who smokes and laughs
and sticks fingers in their eyes
blinding them, as gods will do;
but the rockets are ready: peace is no longer,
for some reason,precious;
madness drifts like lily pads
on a pond circling senselessly;
the painters paint dipping
their reds and greens and yellows,
poets rhyme their lonliness,
musicians starve as always
and the novelists miss the mark,
but not the pelican , the gull;
pelicans dip and dive, rise,
shaking shocked half-dead
radioactive fish from their beaks;
indeed, indeed, the waters wash
the rocks with slime; and on wall st.
the market staggers like a lost drunk looking for his key; ah, this will be a good one,by God: it will take us back to the sabre-teeth, the winged monkey scrabbling in pits over bits of helmet, instrument and glass; a lightning crashes across the window and in a million rooms lovers lie entwined and lost and sick as peace; the sky still breaks red and orange for the painters-and for the lovers, flowers open as they always have opened but covered with thin dust of rocket fuel and mushrooms, poison mushrooms; it's a bad time, a dog-sick time-curtain act 3, standing room only, SOLD OUT, SOLD OUT, SOLD OUT again, by god,by somebody and something, by rockets and generals and leaders, by poets , doctors, comedians, by manufacturers of soup and biscuits, Janus-faced hucksters of their own indexerity; I can now see now the coal-slick contanminated fields, a snail or 2, bile, obsidian, a fish or 3 in the shallows, an obloquy of our source and our sight.
has this happend before? is history a circle that catches itself by the tail, a dream, a nightmare, a general's dream, a presidents dream, a dictators dream.
can't we awaken? or are the forces of life greater than we are? can't we awaken? must we foever, dear freinds, die in our sleep?

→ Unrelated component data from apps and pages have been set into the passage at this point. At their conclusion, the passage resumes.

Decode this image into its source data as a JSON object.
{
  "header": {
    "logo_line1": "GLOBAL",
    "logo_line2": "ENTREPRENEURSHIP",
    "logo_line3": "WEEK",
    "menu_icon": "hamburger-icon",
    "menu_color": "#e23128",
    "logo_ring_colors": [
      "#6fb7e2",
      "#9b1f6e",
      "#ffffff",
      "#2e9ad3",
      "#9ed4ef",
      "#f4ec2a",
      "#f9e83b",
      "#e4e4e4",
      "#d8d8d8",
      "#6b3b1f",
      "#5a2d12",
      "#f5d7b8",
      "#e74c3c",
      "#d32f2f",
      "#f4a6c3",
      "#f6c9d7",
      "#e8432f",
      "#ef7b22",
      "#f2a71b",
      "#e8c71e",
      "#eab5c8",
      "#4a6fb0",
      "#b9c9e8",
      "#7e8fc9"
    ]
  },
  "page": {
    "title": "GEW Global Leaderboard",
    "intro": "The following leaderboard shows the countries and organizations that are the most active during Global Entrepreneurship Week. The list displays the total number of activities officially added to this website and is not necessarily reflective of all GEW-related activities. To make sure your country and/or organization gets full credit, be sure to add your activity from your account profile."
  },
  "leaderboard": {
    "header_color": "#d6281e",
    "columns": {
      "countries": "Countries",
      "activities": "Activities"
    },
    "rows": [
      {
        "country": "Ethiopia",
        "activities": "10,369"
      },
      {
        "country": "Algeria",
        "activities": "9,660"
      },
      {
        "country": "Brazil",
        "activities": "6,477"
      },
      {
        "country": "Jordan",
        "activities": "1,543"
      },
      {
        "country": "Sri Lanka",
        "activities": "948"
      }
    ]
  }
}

Written by Charles Bukowski |

Alone With Everybody

 the flesh covers the bone 
and they put a mind 
in there and 
sometimes a soul, 
and the women break 
vases against the walls 
and the men drink too 
and nobody finds the 
but keep 
crawling in and out 
of beds.
flesh covers the bone and the flesh searches for more than flesh.
there's no chance at all: we are all trapped by a singular fate.
nobody ever finds the one.
the city dumps fill the junkyards fill the madhouses fill the hospitals fill the graveyards fill nothing else fills.

Written by Charles Bukowski |

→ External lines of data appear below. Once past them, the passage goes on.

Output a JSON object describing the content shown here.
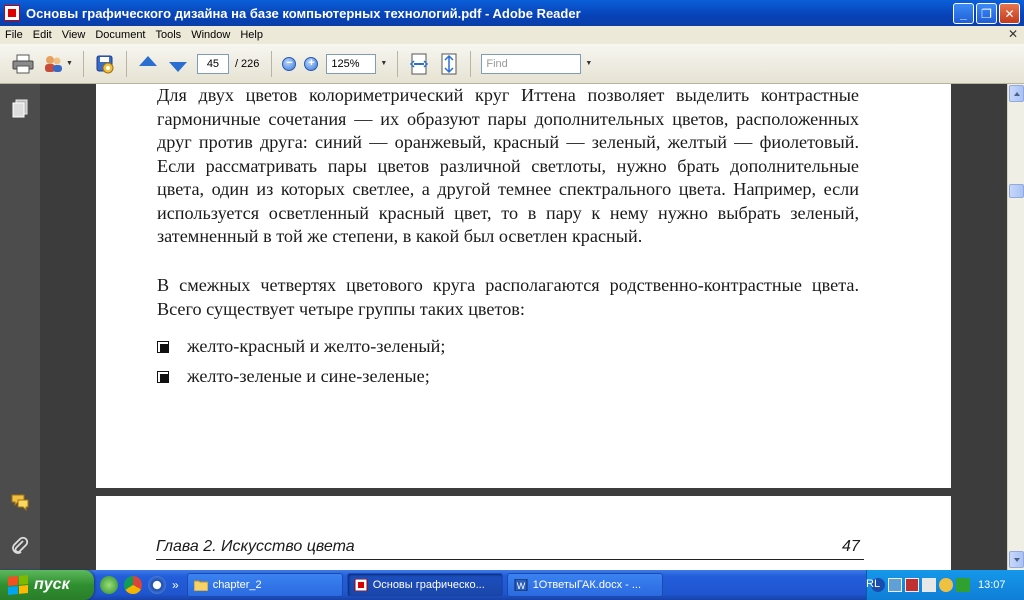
{
  "window": {
    "title": "Основы графического дизайна на базе компьютерных технологий.pdf - Adobe Reader",
    "minimize": "_",
    "maximize": "❐",
    "close": "✕"
  },
  "menu": {
    "items": [
      "File",
      "Edit",
      "View",
      "Document",
      "Tools",
      "Window",
      "Help"
    ],
    "close_doc": "✕"
  },
  "toolbar": {
    "current_page": "45",
    "total_pages": "/ 226",
    "zoom": "125%",
    "find_placeholder": "Find",
    "zoom_out_glyph": "−",
    "zoom_in_glyph": "+"
  },
  "document": {
    "paragraph1": "Для двух цветов колориметрический круг Иттена позволяет выделить контрастные гармоничные сочетания — их образуют пары дополнительных цветов, расположенных друг против друга: синий — оранжевый, красный — зеленый, желтый — фиолетовый. Если рассматривать пары цветов различной светлоты, нужно брать дополнительные цвета, один из которых светлее, а другой темнее спектрального цвета. Например, если используется осветленный красный цвет, то в пару к нему нужно выбрать зеленый, затемненный в той же степени, в какой был осветлен красный.",
    "paragraph2": "В смежных четвертях цветового круга располагаются родственно-контрастные цвета. Всего существует четыре группы таких цветов:",
    "bullets": [
      "желто-красный и желто-зеленый;",
      "желто-зеленые и сине-зеленые;"
    ],
    "footer_chapter": "Глава 2. Искусство цвета",
    "footer_page": "47"
  },
  "taskbar": {
    "start_label": "пуск",
    "more": "»",
    "tasks": [
      {
        "label": "chapter_2",
        "active": false
      },
      {
        "label": "Основы графическо...",
        "active": true
      },
      {
        "label": "1ОтветыГАК.docx - ...",
        "active": false
      }
    ],
    "language": "RL",
    "clock": "13:07"
  },
  "colors": {
    "titlebar": "#0a5fd8",
    "taskbar": "#245edb",
    "start": "#2f8f2f",
    "tray": "#0f7fd6",
    "doc_background": "#3c3c3c"
  }
}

How Is Your Heart?

 during my worst times
 on the park benches
 in the jails
 or living with
 I always had this certain
 I wouldn't call it
 it was more of an inner
 that settled for
 whatever was occuring
 and it helped in the
 and when relationships 
 went wrong
 with the 
it helped through the wars and the hangovers the backalley fights the hospitals.
to awaken in a cheap room in a strange city and pull up the shade- this was the craziest kind of contentment and to walk across the floor to an old dresser with a cracked mirror- see myself, ugly, grinning at it all.
what matters most is how well you walk through the fire.

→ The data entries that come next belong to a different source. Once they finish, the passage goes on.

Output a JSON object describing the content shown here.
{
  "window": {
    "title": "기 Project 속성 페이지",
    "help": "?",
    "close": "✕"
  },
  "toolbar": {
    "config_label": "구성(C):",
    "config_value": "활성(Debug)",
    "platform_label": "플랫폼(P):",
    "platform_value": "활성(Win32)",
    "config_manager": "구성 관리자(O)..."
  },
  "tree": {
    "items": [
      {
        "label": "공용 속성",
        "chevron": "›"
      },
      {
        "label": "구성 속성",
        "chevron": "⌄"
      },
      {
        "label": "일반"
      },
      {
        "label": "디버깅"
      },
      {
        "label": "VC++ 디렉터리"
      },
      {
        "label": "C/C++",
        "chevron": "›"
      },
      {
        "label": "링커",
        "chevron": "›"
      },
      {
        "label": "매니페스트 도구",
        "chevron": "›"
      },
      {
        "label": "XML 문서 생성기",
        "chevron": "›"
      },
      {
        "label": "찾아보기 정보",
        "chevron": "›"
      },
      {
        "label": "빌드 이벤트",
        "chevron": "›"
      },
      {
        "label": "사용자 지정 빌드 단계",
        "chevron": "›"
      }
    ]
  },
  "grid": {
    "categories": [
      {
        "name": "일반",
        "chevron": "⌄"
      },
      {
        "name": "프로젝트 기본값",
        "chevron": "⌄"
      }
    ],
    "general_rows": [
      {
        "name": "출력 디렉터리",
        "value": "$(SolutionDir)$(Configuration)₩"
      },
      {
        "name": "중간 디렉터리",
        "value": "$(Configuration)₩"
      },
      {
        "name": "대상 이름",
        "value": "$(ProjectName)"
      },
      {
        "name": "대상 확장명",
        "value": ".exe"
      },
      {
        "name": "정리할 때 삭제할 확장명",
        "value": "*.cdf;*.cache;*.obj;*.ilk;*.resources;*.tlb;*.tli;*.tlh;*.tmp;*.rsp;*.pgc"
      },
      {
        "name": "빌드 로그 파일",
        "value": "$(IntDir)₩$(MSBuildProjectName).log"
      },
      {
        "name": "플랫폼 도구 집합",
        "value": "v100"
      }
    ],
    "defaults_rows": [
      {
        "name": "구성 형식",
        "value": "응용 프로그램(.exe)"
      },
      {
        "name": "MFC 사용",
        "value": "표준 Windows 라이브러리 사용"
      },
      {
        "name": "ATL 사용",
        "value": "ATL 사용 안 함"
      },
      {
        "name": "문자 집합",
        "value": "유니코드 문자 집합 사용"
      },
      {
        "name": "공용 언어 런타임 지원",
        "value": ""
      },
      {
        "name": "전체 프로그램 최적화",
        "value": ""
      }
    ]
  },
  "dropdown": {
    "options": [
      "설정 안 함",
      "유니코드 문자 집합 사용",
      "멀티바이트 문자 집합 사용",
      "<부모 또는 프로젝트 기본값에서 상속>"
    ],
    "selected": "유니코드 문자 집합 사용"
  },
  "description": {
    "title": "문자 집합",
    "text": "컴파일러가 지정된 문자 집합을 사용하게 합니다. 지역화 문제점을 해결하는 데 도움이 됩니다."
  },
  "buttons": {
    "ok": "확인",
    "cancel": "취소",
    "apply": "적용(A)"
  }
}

Written by Charles Bukowski |

Here I Am ...

 drunk again at 3 a.
at the end of my 2nd bottle of wine, I have typed from a dozen to 15 pages of poesy an old man maddened for the flesh of young girls in this dwindling twilight liver gone kidneys going pancrea pooped top-floor blood pressure while all the fear of the wasted years laughs between my toes no woman will live with me no Florence Nightingale to watch the Johnny Carson show with if I have a stroke I will lay here for six days, my three cats hungrily ripping the flesh from my elbows, wrists, head the radio playing classical music .
I promised myself never to write old man poems but this one's funny, you see, excusable, be- cause I've long gone past using myself and there's still more left here at 3 a.
I am going to take this sheet from the typer pour another glass and insert make love to the fresh new whiteness maybe get lucky again first for me later for you.
from "All's Normal Here" - 1985

Written by Charles Bukowski |

Poem For My 43rd Birthday

 To end up alone
in a tomb of a room
without cigarettes
or wine--
just a lightbulb
and a potbelly,
and glad to have
the room.
in the morning they're out there making money: judges, carpenters, plumbers, doctors, newsboys, policemen, barbers, carwashers, dentists, florists, waitresses, cooks, cabdrivers.
and you turn over to your left side to get the sun on your back and out of your eyes.
from "All's Normal Here" - 1985